In the world of the deaf, all words are embodied in gestures, hands that become mouth, and mouth that remains startlingly silent except to emit gargling sounds that break the expected scene. A boy, who is beyond his voice cracking, laughs silently though the window of the bus to another boy standing on the pavement, and his hands flicker, fast, like hummingbirds’ wings that follow the strain of the heart; the boy on the pavement laughs silently, his gestures faster than the boy behind the glass, their communication more condensed, fluid, faster than the words that must open up the throat and mouth muscles. It is a privileged moment, a moment that illuminates our daily lives, that worms out in time once in a while, that lets light in. That makes the world more meaningful, more raw, as if we are standing with flesh torn off, but feeling alive because of the pain.

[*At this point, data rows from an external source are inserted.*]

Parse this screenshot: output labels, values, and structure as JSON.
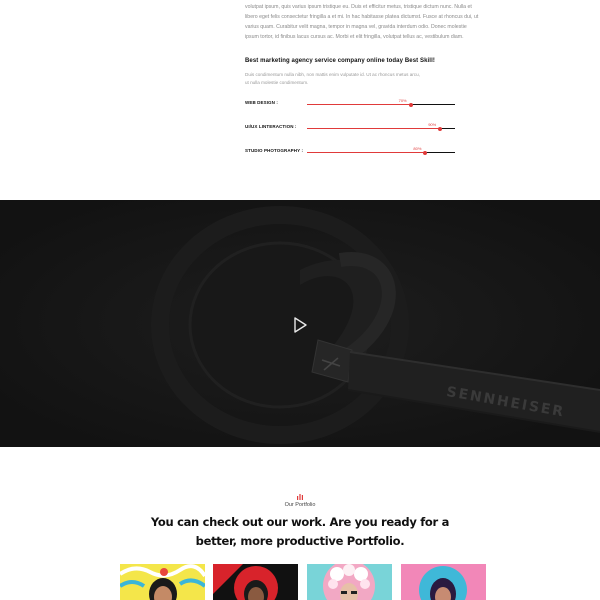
{
  "intro": {
    "lines": [
      "volutpat ipsum, quis varius ipsum tristique eu. Duis et efficitur metus, tristique dictum nunc. Nulla et",
      "libero eget felis consectetur fringilla a et mi. In hac habitasse platea dictumst. Fusce at rhoncus dui, ut",
      "varius quam. Curabitur velit magna, tempor in magna vel, gravida interdum odio. Donec molestie",
      "ipsum tortor, id finibus lacus cursus ac. Morbi et elit fringilla, volutpat tellus ac, vestibulum diam."
    ]
  },
  "skills": {
    "title": "Best marketing agency service company online today Best Skill!",
    "desc_lines": [
      "Duis condimentum nulla nibh, non mattis enim vulputate id. Ut ac rhoncus metus arcu,",
      "ut nulla molestie condimentum."
    ],
    "items": [
      {
        "label": "WEB DESIGN :",
        "percent_label": "70%",
        "level": 0.7
      },
      {
        "label": "UI/UX LINTERACTION :",
        "percent_label": "90%",
        "level": 0.9
      },
      {
        "label": "STUDIO PHOTOGRAPHY :",
        "percent_label": "80%",
        "level": 0.8
      }
    ],
    "accent_color": "#e03a3a"
  },
  "video": {
    "brand": "SENNHEISER",
    "play_icon": "play-icon",
    "background_color": "#161616"
  },
  "portfolio": {
    "icon": "portfolio-icon",
    "subtitle": "Our Portfolio",
    "heading_line1": "You can check out our work. Are you ready for a",
    "heading_line2": "better, more productive Portfolio.",
    "accent_color": "#e03a3a",
    "items": [
      {
        "name": "portfolio-item-1",
        "bg": "#f4e64a"
      },
      {
        "name": "portfolio-item-2",
        "bg": "#d8232b"
      },
      {
        "name": "portfolio-item-3",
        "bg": "#79d4d8"
      },
      {
        "name": "portfolio-item-4",
        "bg": "#f287b8"
      }
    ]
  }
}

The city burns. It stays awake. People come, stay, and disappear like startled pigeons. Buildings are erected. Buildings are torn down, and each walk is a walk through the unfamiliar. But what stays constant is the bathhouse. Men and women strip their present, faces they show to others, remove their underwear and false selves, and stand naked, revealing the self that does not shift, that does not move. Earthquakes and fires. The air raids and ruins and the charred earth. What we seek, even when the city does not stand, is the river we have stopped, the rivers we have reshaped in order to make them submit to our desire. But because there is no river left, we seek out bathhouses instead. To remember where we came from, and who we really are.

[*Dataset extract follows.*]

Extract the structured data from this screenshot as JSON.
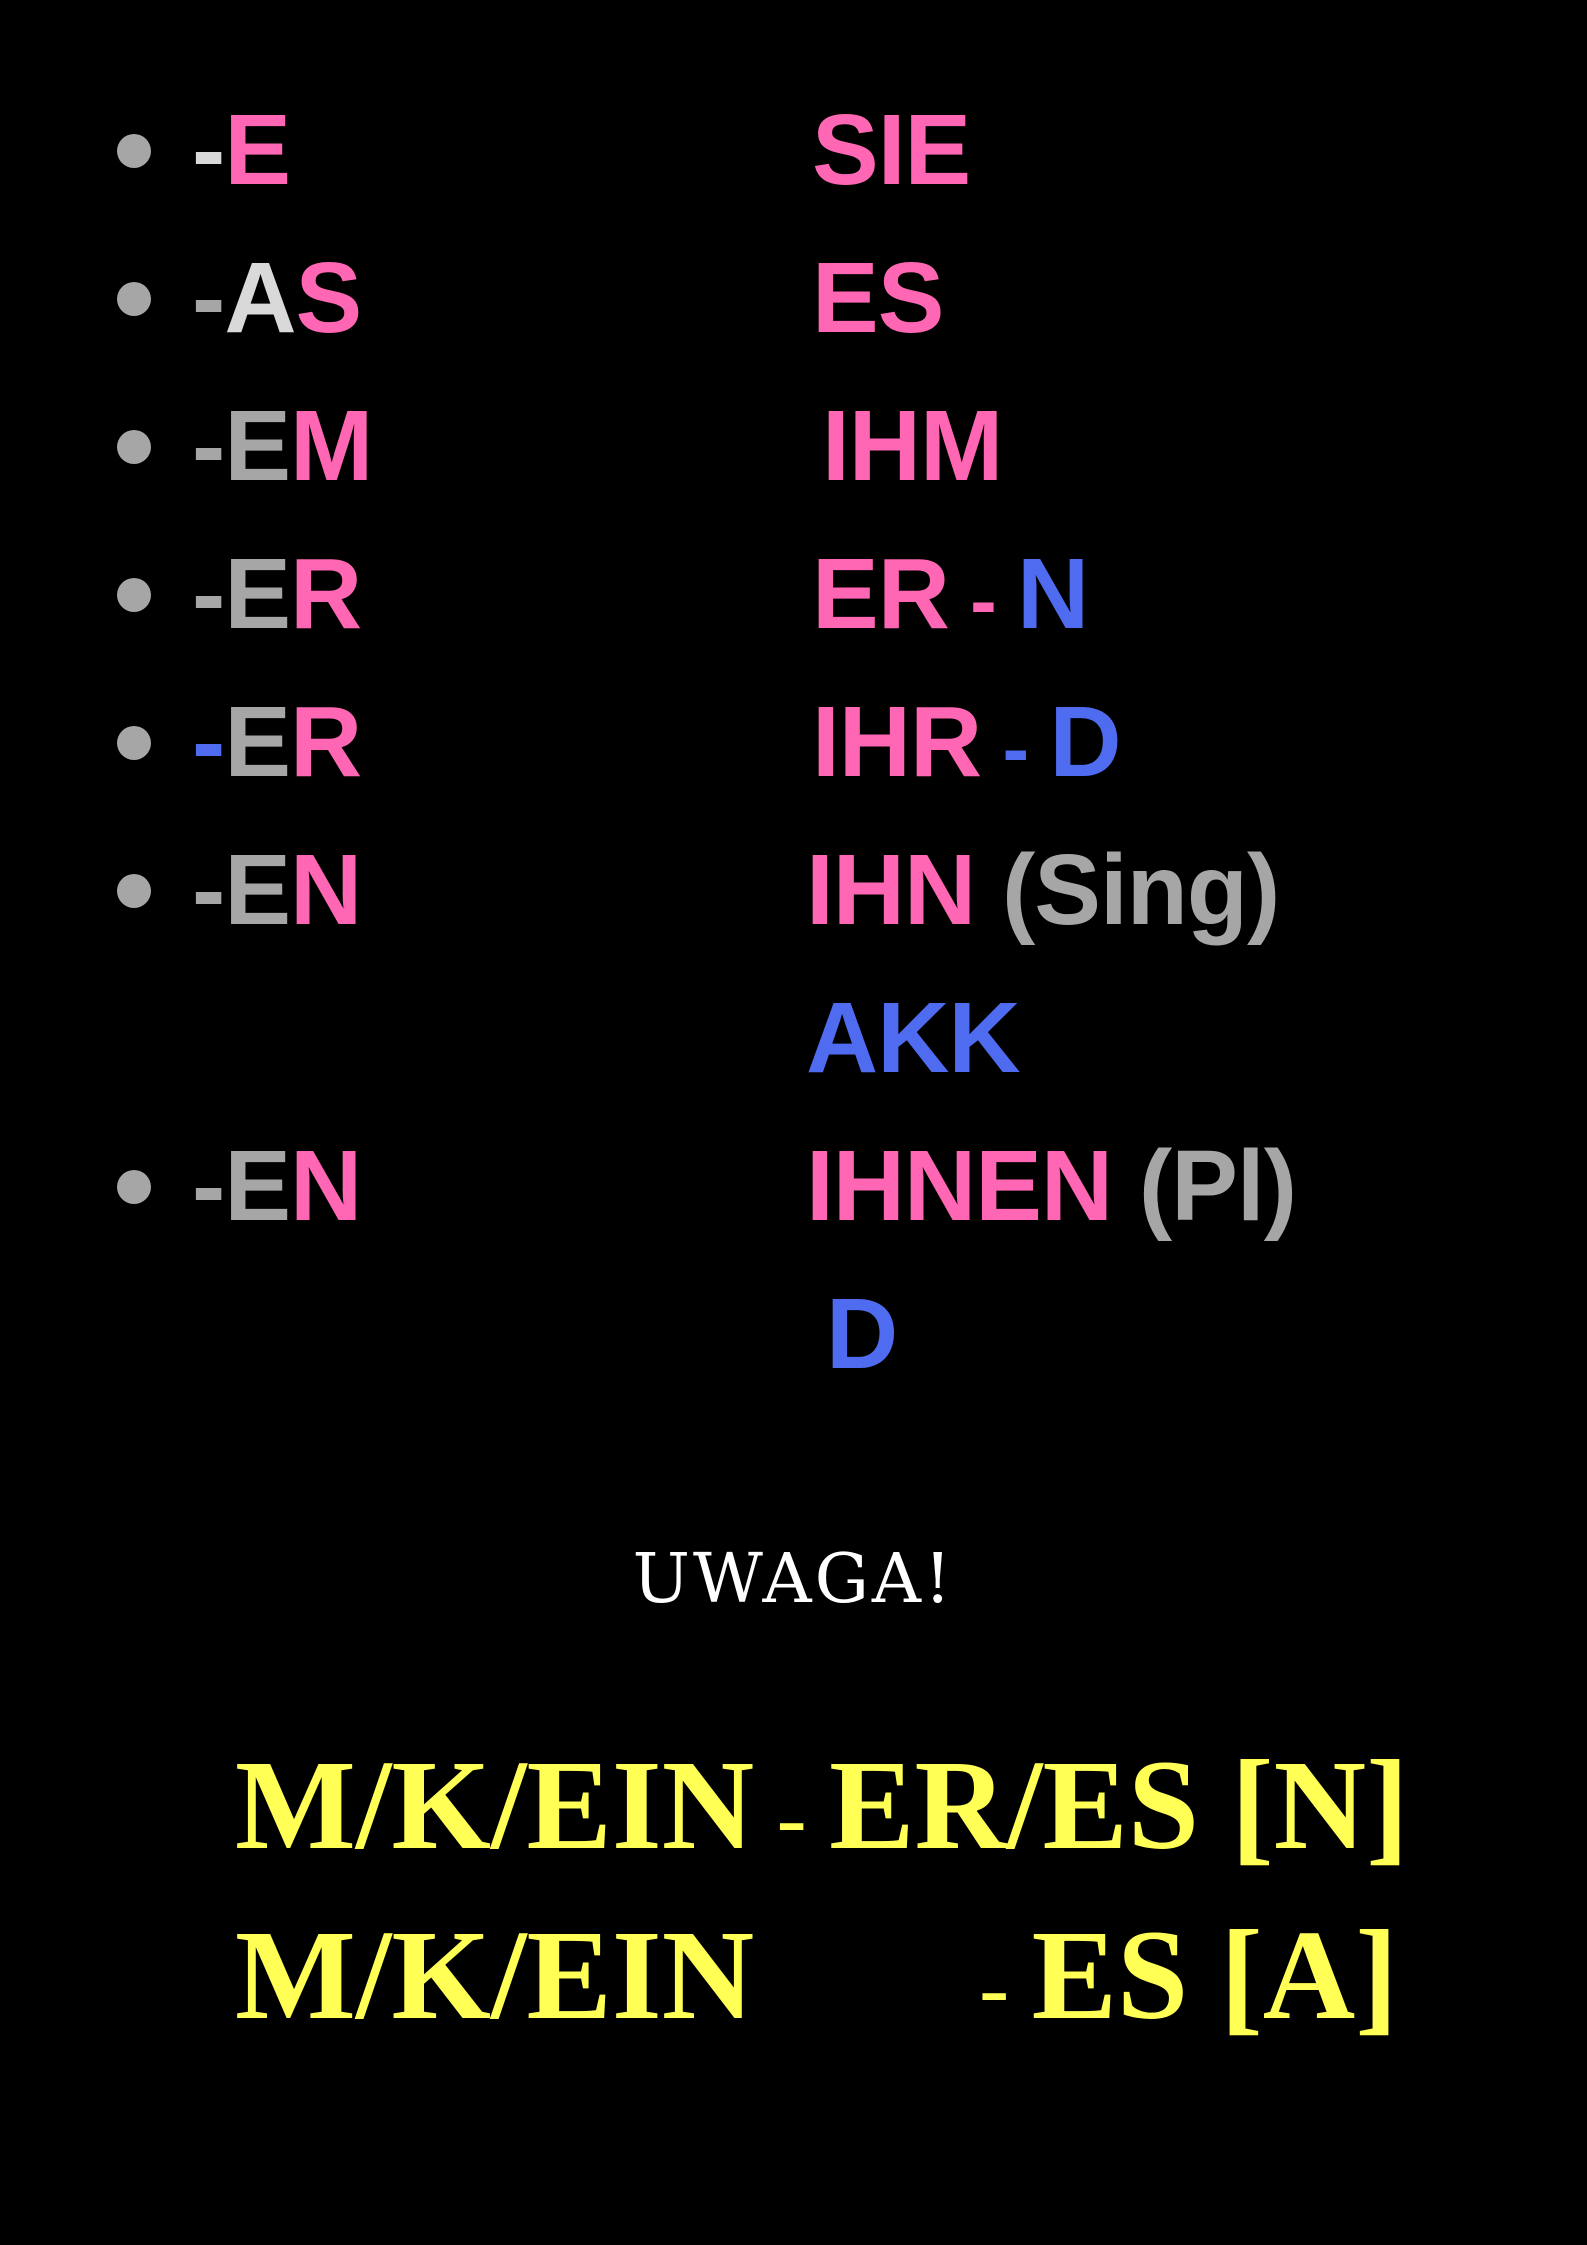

Bodies of many shapes and folds, showing the startling trajectory of gravity that traces the years and regrets and births; these bodies are domestic, domesticated. Sit in the bathtub the size of a king-size bed and watch other women go through the ritual of the public bath: some washing their hair, some gingerly looking at their own bodies in the measurement of others, some, the old, the young, walk about in seeming carelessness, as if they are beyond bodies, or perhaps before bodies themselves. And we fall in love, only a little, with them, with their shamelessness, their ability to let go of past glories. There is something beautiful in the aging process: the breasts with protruding nipples, areolas dark from sucking, with the startlingly collapsed look of late autumn persimmons. Lines crisscrossing the torsos like a road map, intricate, streets without names, a neighborhood here, a neighborhood right below the naval. Bodies decay. They age. They rot. And they are laughing at the city, this city that refuses to age, that has forgotten to age. Women laugh in the bathhouse, strangers becoming familiar, their bodies at their various stages of decay for all to see. This has been going on, even with the earthquakes, even with the city dismantled from the incendiary bombs and the eyes looking down from B-29s. The bathhouse. The constant.

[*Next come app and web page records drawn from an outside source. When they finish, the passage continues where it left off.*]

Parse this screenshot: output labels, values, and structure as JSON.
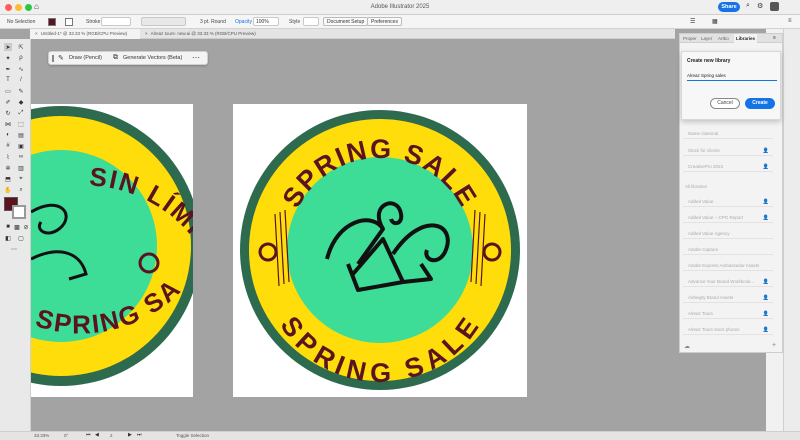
{
  "window": {
    "title": "Adobe Illustrator 2025",
    "share": "Share"
  },
  "control_bar": {
    "selection": "No Selection",
    "stroke_label": "Stroke",
    "stroke_style": "3 pt. Round",
    "opacity_label": "Opacity",
    "opacity_value": "100%",
    "style_label": "Style",
    "document_setup": "Document Setup",
    "preferences": "Preferences"
  },
  "tabs": [
    {
      "label": "Untitled-1* @ 33.33 % (RGB/CPU Preview)",
      "active": true
    },
    {
      "label": "Alreaz tours- new.ai @ 33.33 % (RGB/CPU Preview)",
      "active": false
    }
  ],
  "context_bar": {
    "draw": "Draw (Pencil)",
    "generate": "Generate Vectors (Beta)"
  },
  "artwork": {
    "badge_text_top": "SPRING SALE",
    "badge_text_bottom": "SPRING SALE",
    "left_badge_top": "SIN LÍMITES",
    "left_badge_bottom": "SPRING SALE",
    "colors": {
      "ring": "#2e6b4e",
      "yellow": "#ffdd0a",
      "center": "#3ddc97",
      "text": "#5a1420"
    }
  },
  "panel": {
    "tabs": [
      "Proper",
      "Layer",
      "Artbo",
      "Libraries"
    ],
    "active_tab": "Libraries",
    "dialog": {
      "title": "Create new library",
      "input_value": "Alreaz Spring sales",
      "cancel": "Cancel",
      "create": "Create"
    },
    "my_libraries": [
      "Name classical",
      "Stock for clients",
      "CreativePro 2023"
    ],
    "all_libraries_header": "All libraries",
    "all_libraries": [
      "Added Value",
      "Added Value – CPG Report",
      "Added Value Agency",
      "Adobe Capture",
      "Adobe Express Ambassador Assets",
      "Advance Your Brand Workbook...",
      "Airbegity Brand Assets",
      "Alreaz Tours",
      "Alreaz Tours stock photos"
    ]
  },
  "status_bar": {
    "zoom": "33.33%",
    "rotation": "0°",
    "artboard": "2",
    "tool": "Toggle Selection"
  }
}
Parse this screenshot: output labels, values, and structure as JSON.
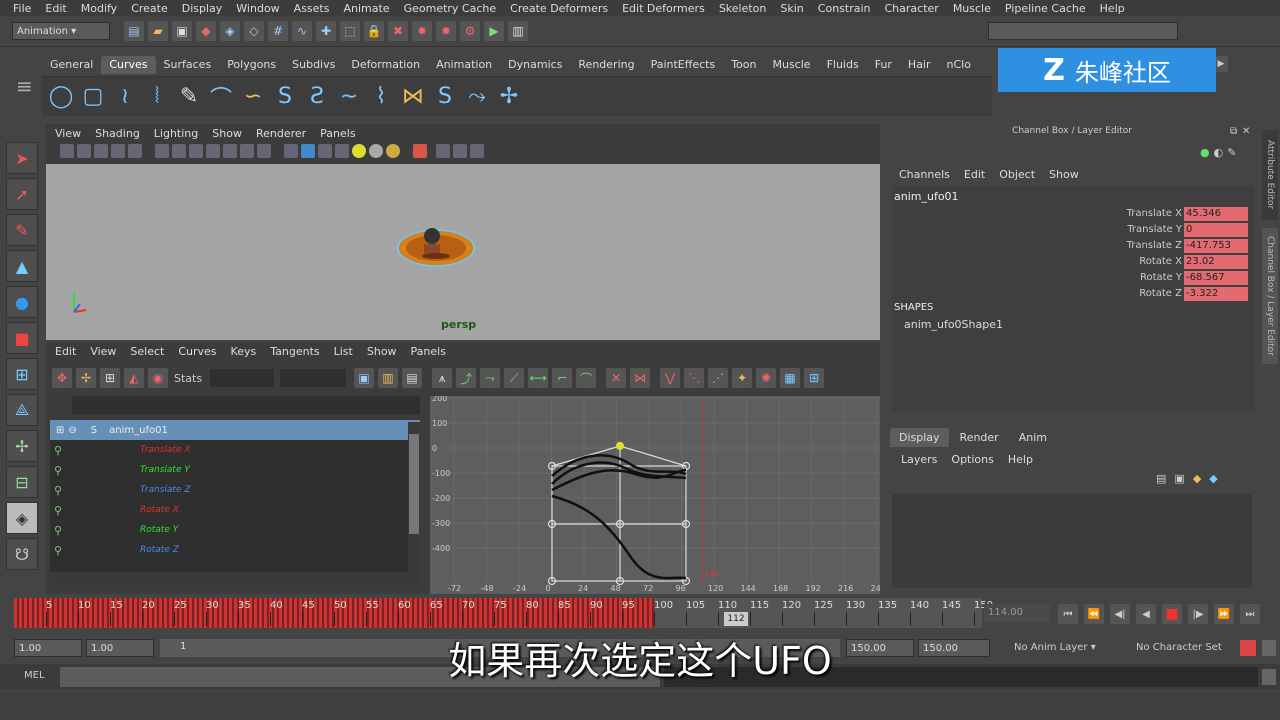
{
  "menu": [
    "File",
    "Edit",
    "Modify",
    "Create",
    "Display",
    "Window",
    "Assets",
    "Animate",
    "Geometry Cache",
    "Create Deformers",
    "Edit Deformers",
    "Skeleton",
    "Skin",
    "Constrain",
    "Character",
    "Muscle",
    "Pipeline Cache",
    "Help"
  ],
  "module": "Animation",
  "shelf_tabs": [
    "General",
    "Curves",
    "Surfaces",
    "Polygons",
    "Subdivs",
    "Deformation",
    "Animation",
    "Dynamics",
    "Rendering",
    "PaintEffects",
    "Toon",
    "Muscle",
    "Fluids",
    "Fur",
    "Hair",
    "nClo"
  ],
  "active_shelf": "Curves",
  "viewport": {
    "menu": [
      "View",
      "Shading",
      "Lighting",
      "Show",
      "Renderer",
      "Panels"
    ],
    "camera": "persp"
  },
  "graph_editor": {
    "menu": [
      "Edit",
      "View",
      "Select",
      "Curves",
      "Keys",
      "Tangents",
      "List",
      "Show",
      "Panels"
    ],
    "stats_label": "Stats",
    "object": "anim_ufo01",
    "channels": [
      {
        "name": "Translate X",
        "color": "#e03030"
      },
      {
        "name": "Translate Y",
        "color": "#30e030"
      },
      {
        "name": "Translate Z",
        "color": "#4a8ae0"
      },
      {
        "name": "Rotate X",
        "color": "#e03030"
      },
      {
        "name": "Rotate Y",
        "color": "#30e030"
      },
      {
        "name": "Rotate Z",
        "color": "#4a8ae0"
      }
    ],
    "y_ticks": [
      "200",
      "100",
      "0",
      "-100",
      "-200",
      "-300",
      "-400"
    ],
    "x_ticks": [
      "-72",
      "-48",
      "-24",
      "0",
      "24",
      "48",
      "72",
      "96",
      "120",
      "144",
      "168",
      "192",
      "216",
      "24"
    ],
    "current_frame": "120"
  },
  "channel_box": {
    "title": "Channel Box / Layer Editor",
    "menu": [
      "Channels",
      "Edit",
      "Object",
      "Show"
    ],
    "object": "anim_ufo01",
    "attrs": [
      {
        "name": "Translate X",
        "value": "45.346"
      },
      {
        "name": "Translate Y",
        "value": "0"
      },
      {
        "name": "Translate Z",
        "value": "-417.753"
      },
      {
        "name": "Rotate X",
        "value": "23.02"
      },
      {
        "name": "Rotate Y",
        "value": "-68.567"
      },
      {
        "name": "Rotate Z",
        "value": "-3.322"
      }
    ],
    "shapes_label": "SHAPES",
    "shape": "anim_ufo0Shape1"
  },
  "layer_editor": {
    "tabs": [
      "Display",
      "Render",
      "Anim"
    ],
    "menu": [
      "Layers",
      "Options",
      "Help"
    ]
  },
  "side_tabs": [
    "Attribute Editor",
    "Channel Box / Layer Editor"
  ],
  "timeline": {
    "ticks": [
      "5",
      "10",
      "15",
      "20",
      "25",
      "30",
      "35",
      "40",
      "45",
      "50",
      "55",
      "60",
      "65",
      "70",
      "75",
      "80",
      "85",
      "90",
      "95",
      "100",
      "105",
      "110",
      "115",
      "120",
      "125",
      "130",
      "135",
      "140",
      "145",
      "150"
    ],
    "current": "112",
    "current_field": "114.00"
  },
  "range": {
    "start": "1.00",
    "start2": "1.00",
    "slider": "1",
    "end": "150.00",
    "end2": "150.00",
    "anim_layer": "No Anim Layer",
    "char_set": "No Character Set"
  },
  "cmd": {
    "label": "MEL"
  },
  "subtitle": "如果再次选定这个UFO",
  "watermark": "朱峰社区"
}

This city does not age. The first sign of decay, and the building is torn down. A new building is built in its empty space. The city is not allowed to age. The natural process of aging is banned. But because this place is a collective dream, because in a dream, we can will ourselves into better selves, we can dive into the underground crowded with weekenders as we used to when we were small and we did not fear water or understand that we were weaker than the undercurrent. We can disappear into the train and give our faces, our histories of sex, love, the words we have recycled and the words we have never said, yesterday’s dinner and tomorrow’s expectations, our clothes and our desires, to the strangers who are also dreaming. Slip them into people’s pockets. Slip in the hopes we never used and the desires that remain unfilled. Slip into another body, into another story or two. Take on a new life. Seek it amongst strangers; seek them in the construction sites and collapsing graveyards, seek it amongst the corners of the skyscrapers and the precariously built houses of the homeless, and, for air, we can emerge out of the subway onto the ground, into the sudden eruption of the light, and gasp for air, and then, continue swimming in rivers of our imagination. 

CONTRIBUTORS

Photographer/Writer: Mariko Nagai